By now, at least half of the industrialized world must know that 120 milligrams of this space-age medicine is, well, a lot. It's five times more than the standard dose. But my mood, which for the past 10 years has been more or less buoyed by chemical concoctions, is dangerously down. I am 14 weeks pregnant, and I wake up each morning clutching at the sheets. I am convinced there is a gas leak; the whole city twinkles and smells toxic. The adolescent urges to maim myself come back, and I do it in the bathroom, small slits in my skin, bright red smiles beaming back at me.
Surely I must be having a reaction to the pregnancy. I mean a psychological reaction. After all, I grew up in the heyday of family dysfunction. All the bad things happened to me, which makes me, according to some researchers, a genuinely average girl, dosed on a typical amount of trauma. Of course, I might have some feelings about becoming a mother myself. Of course--isn't it a matter of course?--the phylogenetically correct swelling in my belly might raise a few 50-minute issues for me.

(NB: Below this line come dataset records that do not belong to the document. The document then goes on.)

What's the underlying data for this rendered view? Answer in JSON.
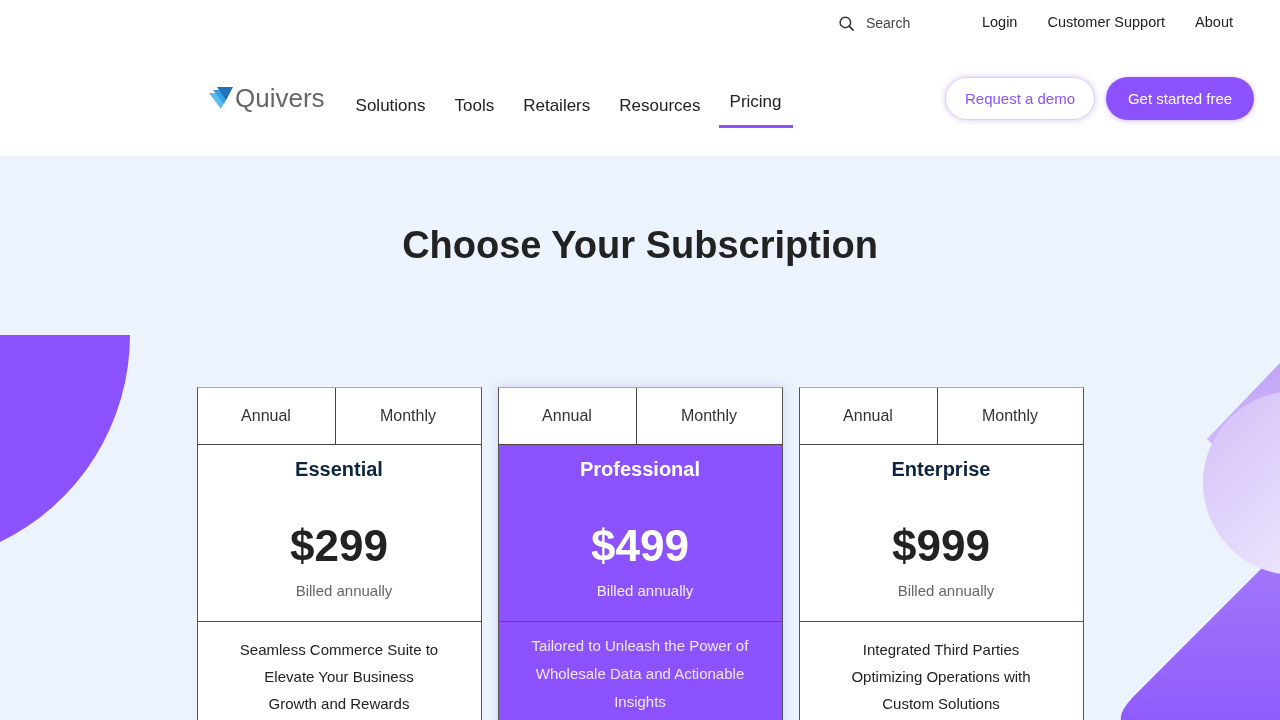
{
  "top_bar": {
    "search": {
      "placeholder": "Search"
    },
    "links": [
      "Login",
      "Customer Support",
      "About"
    ]
  },
  "header": {
    "logo": {
      "name": "Quivers"
    },
    "nav": [
      {
        "label": "Solutions",
        "selected": false
      },
      {
        "label": "Tools",
        "selected": false
      },
      {
        "label": "Retailers",
        "selected": false
      },
      {
        "label": "Resources",
        "selected": false
      },
      {
        "label": "Pricing",
        "selected": true
      }
    ],
    "buttons": [
      {
        "label": "Request a demo",
        "kind": "outline"
      },
      {
        "label": "Get started free",
        "kind": "filled"
      }
    ]
  },
  "heading": "Choose Your Subscription",
  "plans": [
    {
      "billing_options": [
        "Annual",
        "Monthly"
      ],
      "name": "Essential",
      "price": "$299",
      "billing_note": "Billed annually",
      "description": "Seamless Commerce Suite to Elevate Your Business Growth and Rewards",
      "highlighted": false
    },
    {
      "billing_options": [
        "Annual",
        "Monthly"
      ],
      "name": "Professional",
      "price": "$499",
      "billing_note": "Billed annually",
      "description": "Tailored to Unleash the Power of Wholesale Data and Actionable Insights",
      "highlighted": true
    },
    {
      "billing_options": [
        "Annual",
        "Monthly"
      ],
      "name": "Enterprise",
      "price": "$999",
      "billing_note": "Billed annually",
      "description": "Integrated Third Parties Optimizing Operations with Custom Solutions",
      "highlighted": false
    }
  ]
}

My doctor doesn't think so. "This current episode," he explains, "probably occurred because you went off your Prozac when you first found out you were pregnant." I have a hard time believing his explanation. After all, I went off for only five days, a week at most, not a long-enough time for my bones and tissues to excrete the medicine's metabolites, which over the years have built up in my body like a plaque; like fat thickening an artery. Still, he persists. Still, I insist. I seek out a second opinion, despite the fact that I respect my doctor and his sleek, mechanical mind. I visit a specialist in perinatal psychiatry at Mass. General, who disputes my doctor's explanation but offers up one not entirely dissimilar. "It's the progesterone," she says. "The high levels of progesterone during pregnancy can trigger a depression in 10 percent of the gravid population."
What the two doctors have in common is their reliance on chemicals as an explanatory model for human suffering. The historical aspects of my life mean nothing in these offices, and that, I have to say, is a relief and an irritant, both. I can escape the loftier aspects of the self; I can sink into my skin, become bone, breath, a single sizzling neuron, pinpointed and absolute. In this game, bull's-eyes are possible; go ahead and shoot me; I hope for a hit. The mother melts away. The murkiness of memory just melts away. I am clear and shining.

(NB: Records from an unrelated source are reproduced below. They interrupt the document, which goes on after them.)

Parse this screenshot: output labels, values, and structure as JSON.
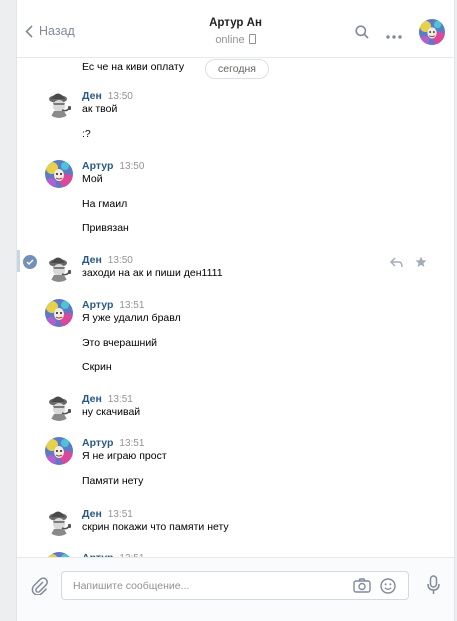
{
  "header": {
    "back_label": "Назад",
    "title": "Артур Ан",
    "status": "online"
  },
  "feed": {
    "first_line": "Ес че на киви оплату",
    "date_separator": "сегодня",
    "messages": [
      {
        "author": "Ден",
        "time": "13:50",
        "lines": [
          "ак твой",
          ":?"
        ]
      },
      {
        "author": "Артур",
        "time": "13:50",
        "lines": [
          "Мой",
          "На гмаил",
          "Привязан"
        ]
      },
      {
        "author": "Ден",
        "time": "13:50",
        "lines": [
          "заходи на ак и пиши ден1111"
        ]
      },
      {
        "author": "Артур",
        "time": "13:51",
        "lines": [
          "Я уже удалил бравл",
          "Это вчерашний",
          "Скрин"
        ]
      },
      {
        "author": "Ден",
        "time": "13:51",
        "lines": [
          "ну скачивай"
        ]
      },
      {
        "author": "Артур",
        "time": "13:51",
        "lines": [
          "Я не играю прост",
          "Памяти нету"
        ]
      },
      {
        "author": "Ден",
        "time": "13:51",
        "lines": [
          "скрин покажи что памяти нету"
        ]
      },
      {
        "author": "Артур",
        "time": "13:51",
        "lines": []
      }
    ]
  },
  "composer": {
    "placeholder": "Напишите сообщение..."
  },
  "icons": {
    "back": "chevron-left-icon",
    "search": "search-icon",
    "more": "more-dots-icon",
    "attach": "paperclip-icon",
    "camera": "camera-icon",
    "emoji": "smile-icon",
    "mic": "microphone-icon",
    "reply": "reply-icon",
    "star": "star-icon",
    "read": "check-circle-icon"
  },
  "colors": {
    "link": "#2a5885",
    "muted": "#939393",
    "icon": "#828a99",
    "selected_check": "#7390b6"
  }
}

Physiologically-based explanations for mental suffering are, in fact, nothing new. As far back as the second century, Galen posited a humoral theory of depression that lasted into the Renaissance. According to Galen, human distress occurred when the four principal humors in the body had lost their precarious balance--blood, yellow bile, black bile and phlegm. Depression, he thought, was due to an excess of black bile, which might be corrected through various physical remedies, including rest, warm moist air and, yes, dark leeches sucking at the skin.
Why, then, does the chemical model of mental illness seem so new and discomforting to me? Is it because, when all is said and done, I still long to be a child of Descartes, a child of Christ, a child of Yahweh himself, who holds my invisible, untouchable soul in the massive platter of his palms? …